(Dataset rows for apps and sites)
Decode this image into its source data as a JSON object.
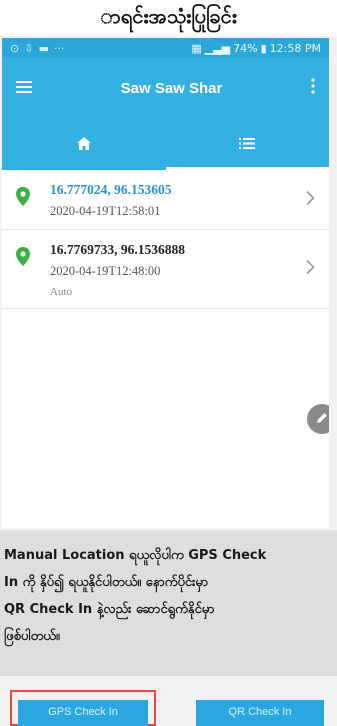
{
  "page": {
    "heading": "ာရင်းအသုံးပြုခြင်း"
  },
  "statusbar": {
    "battery": "74%",
    "time": "12:58 PM"
  },
  "appbar": {
    "title": "Saw Saw Shar"
  },
  "list": {
    "items": [
      {
        "coords": "16.777024, 96.153605",
        "timestamp": "2020-04-19T12:58:01",
        "tag": ""
      },
      {
        "coords": "16.7769733, 96.1536888",
        "timestamp": "2020-04-19T12:48:00",
        "tag": "Auto"
      }
    ]
  },
  "description": {
    "lines": [
      "Manual Location ရယူလိုပါက GPS Check",
      "In ကို နှိပ်၍ ရယူနိုင်ပါတယ်။ နောက်ပိုင်းမှာ",
      "QR Check In နဲ့လည်း ဆောင်ရွက်နိုင်မှာ",
      "ဖြစ်ပါတယ်။"
    ]
  },
  "buttons": {
    "gps": "GPS Check In",
    "qr": "QR Check In"
  },
  "colors": {
    "primary": "#33b1e3",
    "statusbar": "#2aa7d8",
    "pin": "#3cb043",
    "link": "#2a8fd6",
    "highlight": "#ef4a3a"
  },
  "icons": [
    "menu-icon",
    "more-vert-icon",
    "home-icon",
    "list-icon",
    "location-pin-icon",
    "chevron-right-icon",
    "edit-icon"
  ]
}
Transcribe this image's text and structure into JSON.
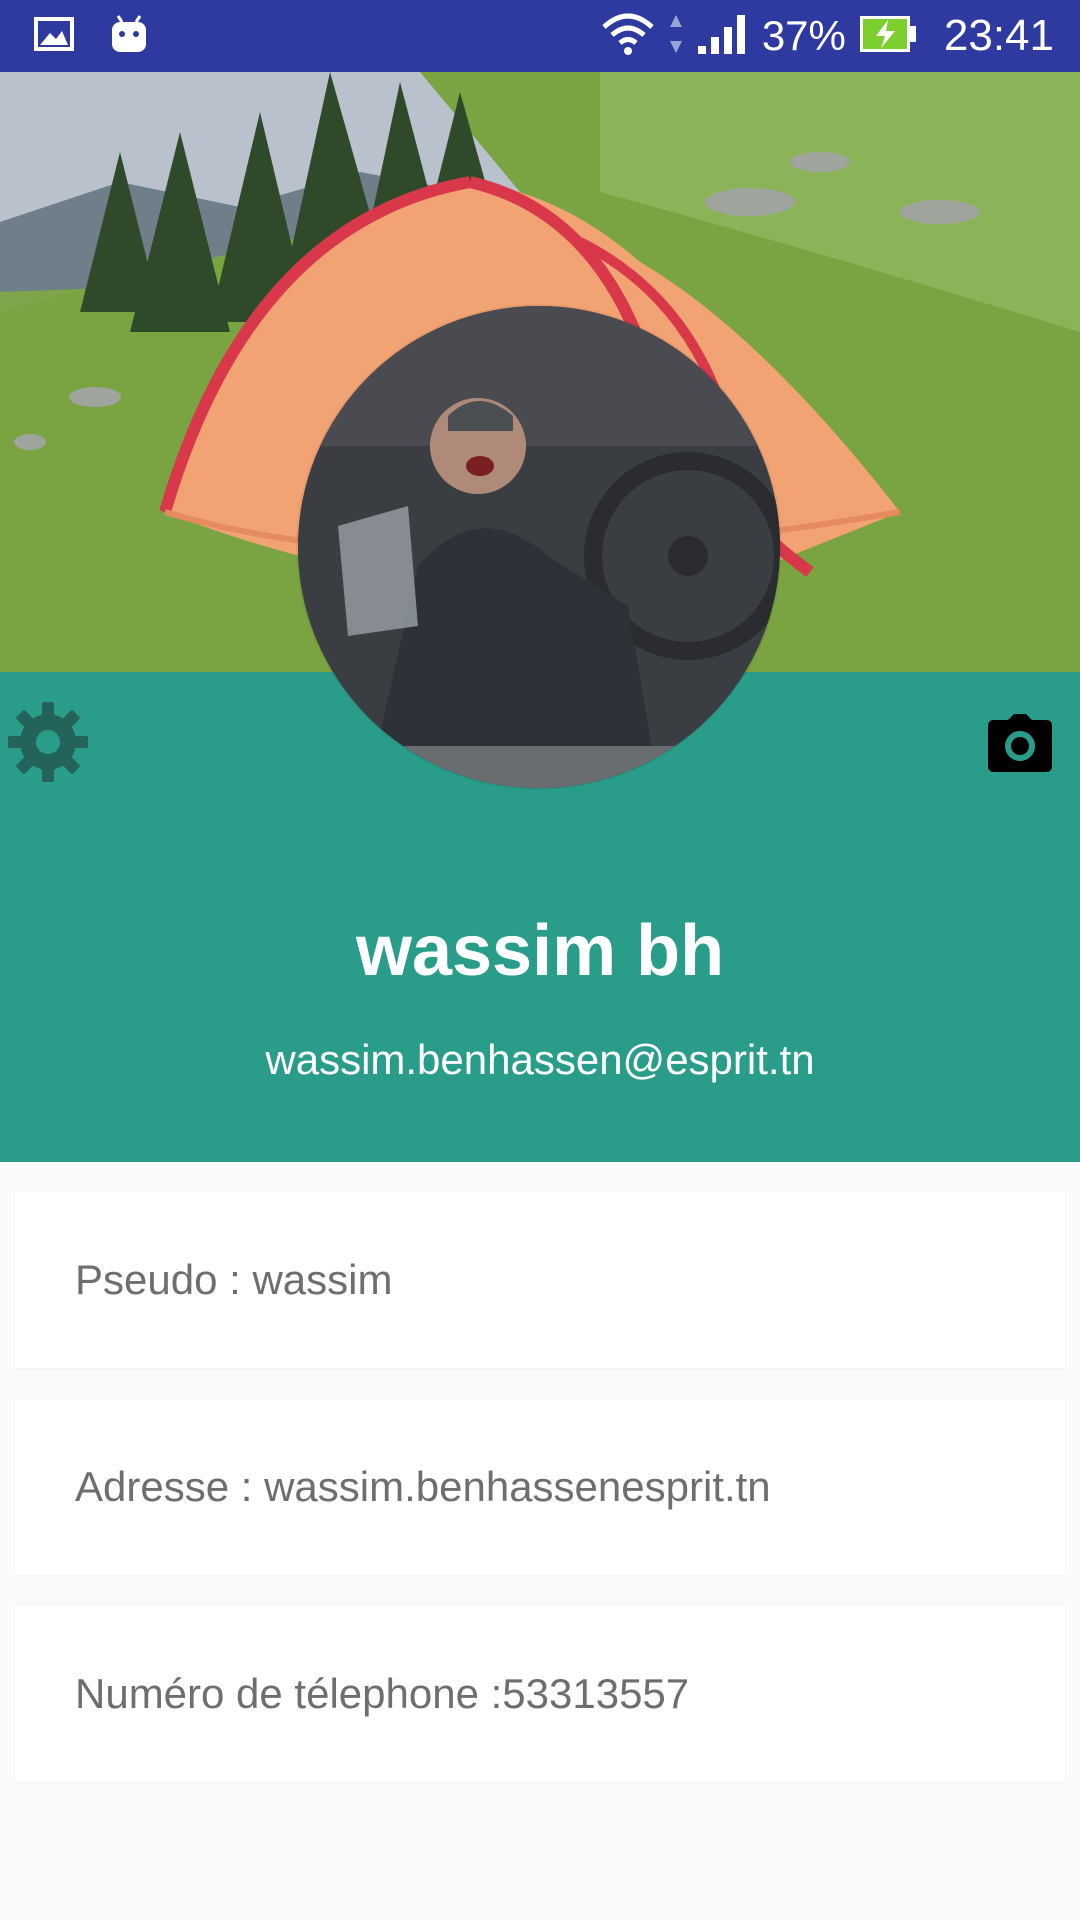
{
  "status_bar": {
    "battery": "37%",
    "time": "23:41",
    "left_icons": [
      "gallery-icon",
      "android-icon"
    ],
    "right_icons": [
      "wifi-icon",
      "data-arrows-icon",
      "signal-icon",
      "battery-charging-icon"
    ]
  },
  "header": {
    "cover_image": "tent-in-meadow",
    "avatar_image": "profile-photo",
    "settings_icon": "gear-icon",
    "camera_icon": "camera-icon",
    "name": "wassim bh",
    "email": "wassim.benhassen@esprit.tn"
  },
  "details": [
    {
      "label": "Pseudo : wassim"
    },
    {
      "label": "Adresse : wassim.benhassenesprit.tn"
    },
    {
      "label": "Numéro de télephone :53313557"
    }
  ],
  "colors": {
    "status_bar": "#2e3a9f",
    "header_band": "#2a9d8a",
    "card_text": "#6e6e6e",
    "gear": "#23635a"
  }
}
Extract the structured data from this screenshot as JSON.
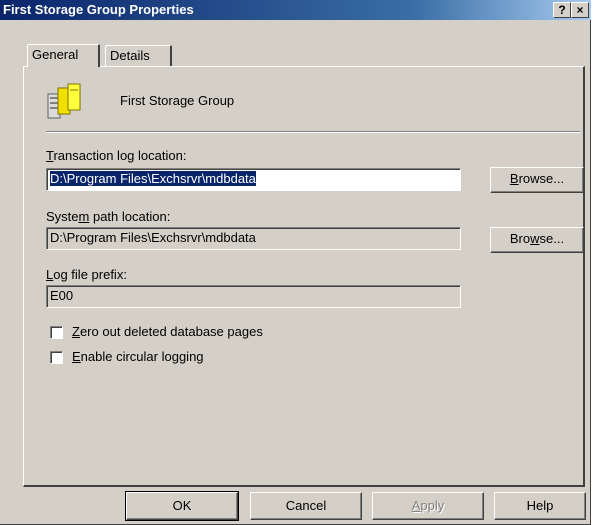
{
  "window": {
    "title": "First Storage Group Properties",
    "help_button": "?",
    "close_button": "×"
  },
  "tabs": [
    {
      "label": "General",
      "selected": true
    },
    {
      "label": "Details",
      "selected": false
    }
  ],
  "general": {
    "storage_group_name": "First Storage Group",
    "transaction_log": {
      "label_accesskey": "T",
      "label_rest": "ransaction log location:",
      "value": "D:\\Program Files\\Exchsrvr\\mdbdata",
      "browse": {
        "before": "",
        "accesskey": "B",
        "after": "rowse..."
      }
    },
    "system_path": {
      "label_before": "Syste",
      "label_accesskey": "m",
      "label_after": " path location:",
      "value": "D:\\Program Files\\Exchsrvr\\mdbdata",
      "browse": {
        "before": "Bro",
        "accesskey": "w",
        "after": "se..."
      }
    },
    "log_prefix": {
      "label_accesskey": "L",
      "label_rest": "og file prefix:",
      "value": "E00"
    },
    "zero_out": {
      "accesskey": "Z",
      "rest": "ero out deleted database pages",
      "checked": false
    },
    "circular_logging": {
      "accesskey": "E",
      "rest": "nable circular logging",
      "checked": false
    }
  },
  "buttons": {
    "ok": "OK",
    "cancel": "Cancel",
    "apply_accesskey": "A",
    "apply_rest": "pply",
    "help": "Help"
  },
  "colors": {
    "title_bar": "#0a246a",
    "dialog_face": "#d4d0c8",
    "selection": "#0a246a"
  }
}
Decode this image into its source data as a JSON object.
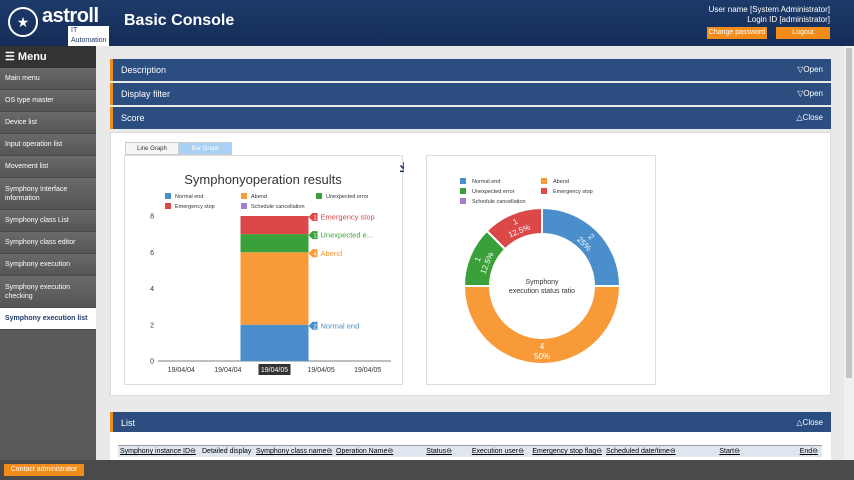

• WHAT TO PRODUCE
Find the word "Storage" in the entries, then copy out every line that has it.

• WRITTEN ANSWER
    "title": "First Storage Group Properties",
    "storage_group_name": "First Storage Group",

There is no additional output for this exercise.